S202 | 1597 | Leeper

Macroeconomics studies economy-wide phenomena. These include how fast
the economy grows, how many new jobs are created, and how overall
prices will change. The phenomena emerge from the interactions of
consumers, producers, financial market participants, and governments.
Government policies initiated by the President, Congress, or the
Federal Reserve profoundly affect your economic well being. Fiscal
policy determines your tax bill and how big a player the government is
in the economy.

Monetary policy influences interest rates charged on credit cards,
student loans, and car loans. Taken together, monetary and fiscal
policy strongly affect employment prospects and inflation. A sample of
the questions this course addresses is:

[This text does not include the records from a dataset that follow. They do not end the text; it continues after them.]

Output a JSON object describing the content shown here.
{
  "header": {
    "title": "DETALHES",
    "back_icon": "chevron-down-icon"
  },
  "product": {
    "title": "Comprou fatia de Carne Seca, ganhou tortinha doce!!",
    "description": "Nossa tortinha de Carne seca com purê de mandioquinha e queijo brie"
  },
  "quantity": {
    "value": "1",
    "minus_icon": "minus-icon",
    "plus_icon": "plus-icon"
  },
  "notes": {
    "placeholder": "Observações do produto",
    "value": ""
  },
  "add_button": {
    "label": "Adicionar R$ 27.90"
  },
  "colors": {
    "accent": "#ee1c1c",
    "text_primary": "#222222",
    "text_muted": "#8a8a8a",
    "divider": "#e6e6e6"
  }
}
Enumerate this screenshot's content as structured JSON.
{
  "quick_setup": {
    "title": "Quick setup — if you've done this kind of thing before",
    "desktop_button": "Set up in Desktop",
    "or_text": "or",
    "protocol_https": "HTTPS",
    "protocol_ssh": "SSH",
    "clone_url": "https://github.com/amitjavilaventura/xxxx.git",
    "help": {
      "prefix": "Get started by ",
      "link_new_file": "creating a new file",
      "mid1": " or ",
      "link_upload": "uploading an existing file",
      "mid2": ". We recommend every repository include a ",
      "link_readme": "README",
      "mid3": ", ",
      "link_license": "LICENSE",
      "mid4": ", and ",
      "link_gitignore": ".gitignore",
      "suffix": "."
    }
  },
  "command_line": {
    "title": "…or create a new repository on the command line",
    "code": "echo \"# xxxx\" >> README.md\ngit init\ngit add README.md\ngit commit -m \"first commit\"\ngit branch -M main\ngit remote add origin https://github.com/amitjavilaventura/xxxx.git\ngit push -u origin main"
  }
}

What are the sources of long-term economic growth?
Why do countries regularly experience episodes of expansion and
What causes inflation and why do some countries suffer from very
high inflation, while others get by with little?
How do policy decisions affect the likelihood that you will find
and keep a job? How do they influence your take-home pay?
How do banks and other financial institutions fit into the macro
Why does the Federal Reserve feel the need to "slowdown" a
rapidly growing economy?
How does the federal government plan to pay off the debt it
incurs through budget deficits?
Are trade deficits bad?  Is a strong currency good?

This course will introduce students to the analytical tools
macroeconomists use to address questions like these.  The tools
include basic models of how goods markets, labor markets, and
financial markets interact to determine overall economic performance.
We course also discusses current economic events.

An important aspect of understanding the macro economy is familiarity
with macroeconomic data.  Some assignments will involve finding recent
macro data on the World Wide Web.  Several relevant links to data
sources are available from my home page at

Another important aspect of learning about the macro economy is
staying abreast of current economic developments.  To that end,
student are expected regularly to read a reputable source for economic
news and analysis.  Some suggestions of such publications are the Wall
Street Journal, The New York Times, The Financial Times, and  The
Economist (a weekly magazine).  I will occasionally hand out copies of
articles about current macroeconomic events.  Some of the articles
will be discussed in class.

The course culminates with a mock Federal Open Market Committee (FOMC)
meeting of the Federal Reserve System.  The FOMC is the policymaking
arm of the Fed and meets every six weeks to decide how to set the
short-term interest rate.  Students play the roles of Federal Reserve
officials and use Federal Reserve web sites to obtain information
about the macro economy.  The meeting ends with a formal vote on the
setting of the interest rate.  This exercise pulls together all the
material learned during the semester.

The textbook is Introduction to Macroeconomics by Alan C. Stockman.
The author is a leading macro/international economist in the United
States. His text is very modern and carefully written, and it
contains a fair amount of actual economic data.